One of Europe’s largest pension funds, PFZW, ditched 24 companies – including Danske Bank and Swedbank – from its equity and bond investments in the second half of 2021.
The €278 billion pension fund for Dutch healthcare workers announced on Friday that the bulk of the divestments were because firms allegedly “do not comply with what it considers responsible business conduct, as assessed against the international OECD standards”.
A spokesperson for PGGM, which PFZW runs its money through, would not disclose the value of the exclusions.
Among the companies were the two financial institutions. PFZW sold its bond holdings in the pair over concerns related to UN Global Compact Principle 10, which covers corruption. A spokesperson for Swedbank told RI: “Swedbank is committed to always operate in accordance with universal human rights, and this approach applies to all markets where we operate and to all our business relations. The information about PFZW is new to us and we will look deeper into it.”
Fellow pension fund PKA currently has Danske Bank on its “observation list” over corporate governance issues. A spokesperson for the Danish fund told RI: “The dialogue is ongoing but positive. However we can’t disclose the content of it.”
In 2018, Danske Bank was subject to a money laundering scandal regarding suspicious transactions that flowed through an Estonia-based bank branch from 2007 to 2015. A spokesperson for Danske Bank declined to comment on the divestment and PKA’s dialogue.
Chinese investor, China Huarong Asset Management Co Ltd was also removed for alleged “bribery and corruption incidents”. At the time of publication, China Huarong Asset Management had not responded to RI’s request.
Another divestment was the result of a so-called failed engagement in Myanmar. Shareholdings in the Indian state-owned aerospace and defence electronics company Bharat Electronics were sold because, according to a statement, the pension fund “appealed in vain in connection with human rights” in the conflict zone.
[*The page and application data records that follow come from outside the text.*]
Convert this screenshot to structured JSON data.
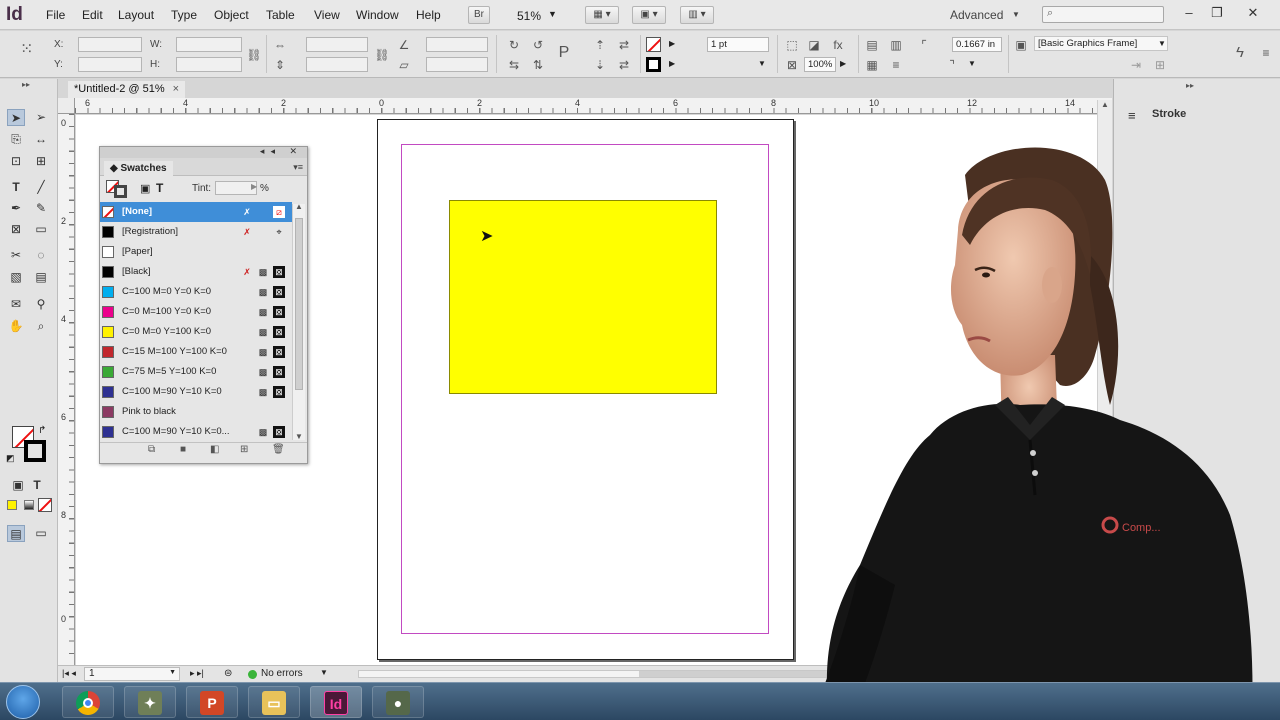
{
  "app": {
    "logo": "Id",
    "menu": [
      "File",
      "Edit",
      "Layout",
      "Type",
      "Object",
      "Table",
      "View",
      "Window",
      "Help"
    ],
    "bridge_label": "Br",
    "zoom": "51%",
    "workspace": "Advanced",
    "window_controls": [
      "‒",
      "❐",
      "✕"
    ]
  },
  "control": {
    "x_label": "X:",
    "y_label": "Y:",
    "w_label": "W:",
    "h_label": "H:",
    "stroke_weight": "1 pt",
    "scale_pct": "100%",
    "offset_value": "0.1667 in",
    "object_style": "[Basic Graphics Frame]"
  },
  "document": {
    "tab_title": "*Untitled-2 @ 51%",
    "tab_close": "×"
  },
  "ruler": {
    "h_ticks": [
      "6",
      "4",
      "2",
      "0",
      "2",
      "4",
      "6",
      "8",
      "10",
      "12",
      "14"
    ],
    "v_ticks": [
      "0",
      "2",
      "4",
      "6",
      "8",
      "0"
    ]
  },
  "right_panel": {
    "stroke_label": "Stroke"
  },
  "status": {
    "page": "1",
    "errors": "No errors"
  },
  "swatches": {
    "title": "Swatches",
    "tint_label": "Tint:",
    "tint_unit": "%",
    "items": [
      {
        "name": "[None]",
        "color": "none",
        "selected": true
      },
      {
        "name": "[Registration]",
        "color": "#000000"
      },
      {
        "name": "[Paper]",
        "color": "#ffffff"
      },
      {
        "name": "[Black]",
        "color": "#000000"
      },
      {
        "name": "C=100 M=0 Y=0 K=0",
        "color": "#00aeef"
      },
      {
        "name": "C=0 M=100 Y=0 K=0",
        "color": "#ec008c"
      },
      {
        "name": "C=0 M=0 Y=100 K=0",
        "color": "#fff200"
      },
      {
        "name": "C=15 M=100 Y=100 K=0",
        "color": "#c1272d"
      },
      {
        "name": "C=75 M=5 Y=100 K=0",
        "color": "#3aa935"
      },
      {
        "name": "C=100 M=90 Y=10 K=0",
        "color": "#2e3192"
      },
      {
        "name": "Pink to black",
        "color": "#8b3a62"
      },
      {
        "name": "C=100 M=90 Y=10 K=0...",
        "color": "#2e3192"
      }
    ]
  },
  "canvas": {
    "frame_color": "#ffff00",
    "margin_color": "#c24ac2"
  },
  "presenter_logo": "Comp..."
}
Previously, RI reported how PGGM – on behalf of PFZW – was engaging with the firm.
At the time of publication, Bharat Electronics had not responded to RI’s request for comment. The company has already been dropped by Nordea Asset Management, due to its activities in Myanmar.
Last year, PFZW – alongside fellow Dutch pension giant ABP – came under fire from NGO Justice for Myanmar for its holdings in companies with an alleged “direct or long-term relationship with the Myanmar military or military-controlled businesses”, including Bharat.
Two firms – China Coal Energy and The AES Corporation – were also excluded by the fund due to their coal operations. A spokesperson for The AES Corporation declined to comment. At the time of publication, China Coal Energy had not responded to RI’s request for comment.
The exits predated PFZW announcing in February that it was planning to tighten its coal and tar sands exclusion policy. The revenue thresholds for the two sectors were reduced to 5 percent from 30 percent and 1 percent from 10 percent, respectively. At the time, the fund also said it would immediately divest from fossil fuel companies that did not have a greenhouse gas reduction target, with firms given until the end of 2022 to make a clear commitment to align with the Paris Agreement.
PFZW also sold its shareholdings in Israeli aerospace and defence company Elbit Systems Ltd over alleged “human rights issues”. In November, the firm was amongst the 14 major weapons makers and their suppliers to be blacklisted by Norway’s KLP. At the time of publication, Elbit Systems Ltd had not responded to RI’s request for comment on PFZW’s divestment.